Literary lovechild of: Timothy Egan’s The Worst Hard Time: The Untold Story of Those Who Survived the Great American Dust Bowl and James McPhee’s Coming into the Country.
You’ll find it on your bookshelf if: Your curiosity about that big patch of nothing between California and New York wasn’t sated by Little House on the Prairie.
Cocktail party fodder: Local black teachers didn’t support the NAACP’s Brown v. Board of Education of Topeka desegregation case. They feared they’d lose their jobs, because white parents wouldn’t want them teaching their children. Unfortunately, the teachers were right.
For optimal benefit: Give it to the friend who’s proudest of his or her Great Plains roots.

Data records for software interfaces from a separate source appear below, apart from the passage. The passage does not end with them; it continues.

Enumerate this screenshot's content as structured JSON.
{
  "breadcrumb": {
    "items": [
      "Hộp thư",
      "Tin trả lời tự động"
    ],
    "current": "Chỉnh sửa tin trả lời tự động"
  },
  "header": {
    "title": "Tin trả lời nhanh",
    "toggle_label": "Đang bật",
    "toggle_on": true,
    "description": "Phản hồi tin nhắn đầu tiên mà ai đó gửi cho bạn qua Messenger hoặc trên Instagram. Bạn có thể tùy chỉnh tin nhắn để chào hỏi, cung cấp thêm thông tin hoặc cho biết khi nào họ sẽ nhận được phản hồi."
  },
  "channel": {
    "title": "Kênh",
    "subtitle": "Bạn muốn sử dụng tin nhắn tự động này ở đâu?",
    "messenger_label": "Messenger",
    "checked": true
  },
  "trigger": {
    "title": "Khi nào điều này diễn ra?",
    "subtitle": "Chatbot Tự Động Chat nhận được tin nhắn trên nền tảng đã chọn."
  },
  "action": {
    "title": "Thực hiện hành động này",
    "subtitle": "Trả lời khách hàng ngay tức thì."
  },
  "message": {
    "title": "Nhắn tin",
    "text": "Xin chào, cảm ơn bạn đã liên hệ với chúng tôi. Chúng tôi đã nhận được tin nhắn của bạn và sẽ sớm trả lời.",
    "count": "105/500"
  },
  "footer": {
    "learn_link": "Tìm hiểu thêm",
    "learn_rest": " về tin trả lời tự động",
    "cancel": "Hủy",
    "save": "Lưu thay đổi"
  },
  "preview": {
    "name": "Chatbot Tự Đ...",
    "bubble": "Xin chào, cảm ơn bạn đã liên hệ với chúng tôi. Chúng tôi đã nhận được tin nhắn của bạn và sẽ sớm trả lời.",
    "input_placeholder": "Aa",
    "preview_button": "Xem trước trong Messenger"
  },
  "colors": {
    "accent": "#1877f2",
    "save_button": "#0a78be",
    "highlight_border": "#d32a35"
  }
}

Snap judgment: Hurt challenges monochromatic views of a surprisingly complex and diverse region.
Thinking the Twentieth Century by Tony Judt with Timothy Snyder
The nutshell: Before Lou Gehrig’s disease took the life of NYU historian Judt, he and Yale historian Timothy Snyder spent nearly a year in conversation. Part biography, part intellectual history, this account of their discussions moves from Judt’s lower-middle-class childhood in London to pre-World War II fascist intellectuals and Marxist critiques.
Literary lovechild of: Mitch Albom’s Tuesdays with Morrie and Richard Rorty’s Achieving our Country.
You’ll find it on your bookshelf if: You’re a Timothy Garton Ash fanboy.
Cocktail party fodder: France has had six Jewish prime ministers; the U.S. still has not had a Jewish president or vice president. When Judt published this fact in The New York Review of Books, he was deluged with mail from readers assuring him of France’s continuing anti-Semitism.
For optimal benefit: Read at a library, or at least with Google Books handy, so you can check out the many literary references.
Snap judgment: Judt is clearly bombastic, but deft editing by Snyder gives the astonishing depth and breadth of Thinking the Twentieth Century a smooth flow.